» REQUIREMENT
Print every line below without adding or leaving out a single word.

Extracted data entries

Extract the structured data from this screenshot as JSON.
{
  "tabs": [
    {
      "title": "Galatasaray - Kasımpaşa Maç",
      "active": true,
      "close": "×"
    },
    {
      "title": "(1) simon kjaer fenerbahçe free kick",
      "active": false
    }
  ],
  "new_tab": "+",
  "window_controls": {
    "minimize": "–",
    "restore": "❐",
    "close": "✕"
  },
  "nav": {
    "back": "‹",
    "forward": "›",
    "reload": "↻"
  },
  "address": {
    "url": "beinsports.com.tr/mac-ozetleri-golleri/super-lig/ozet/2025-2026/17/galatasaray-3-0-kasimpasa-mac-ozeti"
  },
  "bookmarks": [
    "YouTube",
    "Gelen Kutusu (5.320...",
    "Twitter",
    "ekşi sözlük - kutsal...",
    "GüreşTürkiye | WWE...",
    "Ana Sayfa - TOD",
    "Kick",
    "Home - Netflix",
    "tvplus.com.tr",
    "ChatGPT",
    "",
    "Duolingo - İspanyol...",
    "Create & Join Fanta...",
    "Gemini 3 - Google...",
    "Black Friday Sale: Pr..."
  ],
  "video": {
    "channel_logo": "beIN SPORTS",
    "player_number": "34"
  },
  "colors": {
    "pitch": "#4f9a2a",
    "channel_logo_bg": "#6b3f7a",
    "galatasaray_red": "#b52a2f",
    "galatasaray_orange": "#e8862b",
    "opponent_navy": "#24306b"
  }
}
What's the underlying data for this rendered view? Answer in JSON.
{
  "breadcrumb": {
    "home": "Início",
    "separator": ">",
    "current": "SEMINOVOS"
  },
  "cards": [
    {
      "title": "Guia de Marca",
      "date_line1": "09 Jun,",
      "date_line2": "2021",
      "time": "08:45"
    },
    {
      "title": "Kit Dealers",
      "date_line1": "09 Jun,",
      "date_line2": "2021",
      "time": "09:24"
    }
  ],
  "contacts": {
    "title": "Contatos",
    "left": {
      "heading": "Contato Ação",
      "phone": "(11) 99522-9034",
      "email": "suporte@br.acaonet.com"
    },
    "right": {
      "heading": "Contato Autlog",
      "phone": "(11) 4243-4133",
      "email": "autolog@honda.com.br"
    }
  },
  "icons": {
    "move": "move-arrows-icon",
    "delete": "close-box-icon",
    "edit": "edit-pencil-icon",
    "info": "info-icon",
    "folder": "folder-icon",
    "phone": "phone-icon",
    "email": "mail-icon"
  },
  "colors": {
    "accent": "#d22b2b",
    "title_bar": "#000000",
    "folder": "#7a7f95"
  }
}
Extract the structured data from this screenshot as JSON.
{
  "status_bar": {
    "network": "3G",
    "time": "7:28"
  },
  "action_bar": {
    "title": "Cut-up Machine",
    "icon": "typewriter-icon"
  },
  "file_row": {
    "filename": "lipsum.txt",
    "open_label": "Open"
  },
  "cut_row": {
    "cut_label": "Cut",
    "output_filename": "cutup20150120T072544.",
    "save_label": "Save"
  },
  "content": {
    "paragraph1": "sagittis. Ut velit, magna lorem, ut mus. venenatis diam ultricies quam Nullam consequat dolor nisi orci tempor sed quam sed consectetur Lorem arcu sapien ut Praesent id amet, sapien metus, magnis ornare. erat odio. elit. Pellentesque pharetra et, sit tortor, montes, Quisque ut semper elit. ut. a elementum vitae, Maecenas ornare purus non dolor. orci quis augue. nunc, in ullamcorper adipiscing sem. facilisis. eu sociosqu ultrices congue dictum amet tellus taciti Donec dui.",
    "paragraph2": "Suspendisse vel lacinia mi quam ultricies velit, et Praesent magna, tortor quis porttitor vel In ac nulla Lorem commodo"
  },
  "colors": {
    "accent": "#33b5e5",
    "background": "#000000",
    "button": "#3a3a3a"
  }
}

» ANSWER SPACE
Extract the structured data from this screenshot as JSON.
{
  "tabs": [
    {
      "title": "Galatasaray - Kasımpaşa Maç",
      "active": true,
      "close": "×"
    },
    {
      "title": "(1) simon kjaer fenerbahçe free kick",
      "active": false
    }
  ],
  "new_tab": "+",
  "window_controls": {
    "minimize": "–",
    "restore": "❐",
    "close": "✕"
  },
  "nav": {
    "back": "‹",
    "forward": "›",
    "reload": "↻"
  },
  "address": {
    "url": "beinsports.com.tr/mac-ozetleri-golleri/super-lig/ozet/2025-2026/17/galatasaray-3-0-kasimpasa-mac-ozeti"
  },
  "bookmarks": [
    "YouTube",
    "Gelen Kutusu (5.320...",
    "Twitter",
    "ekşi sözlük - kutsal...",
    "GüreşTürkiye | WWE...",
    "Ana Sayfa - TOD",
    "Kick",
    "Home - Netflix",
    "tvplus.com.tr",
    "ChatGPT",
    "",
    "Duolingo - İspanyol...",
    "Create & Join Fanta...",
    "Gemini 3 - Google...",
    "Black Friday Sale: Pr..."
  ],
  "video": {
    "channel_logo": "beIN SPORTS",
    "player_number": "34"
  },
  "colors": {
    "pitch": "#4f9a2a",
    "channel_logo_bg": "#6b3f7a",
    "galatasaray_red": "#b52a2f",
    "galatasaray_orange": "#e8862b",
    "opponent_navy": "#24306b"
  }
}
What's the underlying data for this rendered view? Answer in JSON.
{
  "breadcrumb": {
    "home": "Início",
    "separator": ">",
    "current": "SEMINOVOS"
  },
  "cards": [
    {
      "title": "Guia de Marca",
      "date_line1": "09 Jun,",
      "date_line2": "2021",
      "time": "08:45"
    },
    {
      "title": "Kit Dealers",
      "date_line1": "09 Jun,",
      "date_line2": "2021",
      "time": "09:24"
    }
  ],
  "contacts": {
    "title": "Contatos",
    "left": {
      "heading": "Contato Ação",
      "phone": "(11) 99522-9034",
      "email": "suporte@br.acaonet.com"
    },
    "right": {
      "heading": "Contato Autlog",
      "phone": "(11) 4243-4133",
      "email": "autolog@honda.com.br"
    }
  },
  "icons": {
    "move": "move-arrows-icon",
    "delete": "close-box-icon",
    "edit": "edit-pencil-icon",
    "info": "info-icon",
    "folder": "folder-icon",
    "phone": "phone-icon",
    "email": "mail-icon"
  },
  "colors": {
    "accent": "#d22b2b",
    "title_bar": "#000000",
    "folder": "#7a7f95"
  }
}
Extract the structured data from this screenshot as JSON.
{
  "status_bar": {
    "network": "3G",
    "time": "7:28"
  },
  "action_bar": {
    "title": "Cut-up Machine",
    "icon": "typewriter-icon"
  },
  "file_row": {
    "filename": "lipsum.txt",
    "open_label": "Open"
  },
  "cut_row": {
    "cut_label": "Cut",
    "output_filename": "cutup20150120T072544.",
    "save_label": "Save"
  },
  "content": {
    "paragraph1": "sagittis. Ut velit, magna lorem, ut mus. venenatis diam ultricies quam Nullam consequat dolor nisi orci tempor sed quam sed consectetur Lorem arcu sapien ut Praesent id amet, sapien metus, magnis ornare. erat odio. elit. Pellentesque pharetra et, sit tortor, montes, Quisque ut semper elit. ut. a elementum vitae, Maecenas ornare purus non dolor. orci quis augue. nunc, in ullamcorper adipiscing sem. facilisis. eu sociosqu ultrices congue dictum amet tellus taciti Donec dui.",
    "paragraph2": "Suspendisse vel lacinia mi quam ultricies velit, et Praesent magna, tortor quis porttitor vel In ac nulla Lorem commodo"
  },
  "colors": {
    "accent": "#33b5e5",
    "background": "#000000",
    "button": "#3a3a3a"
  }
}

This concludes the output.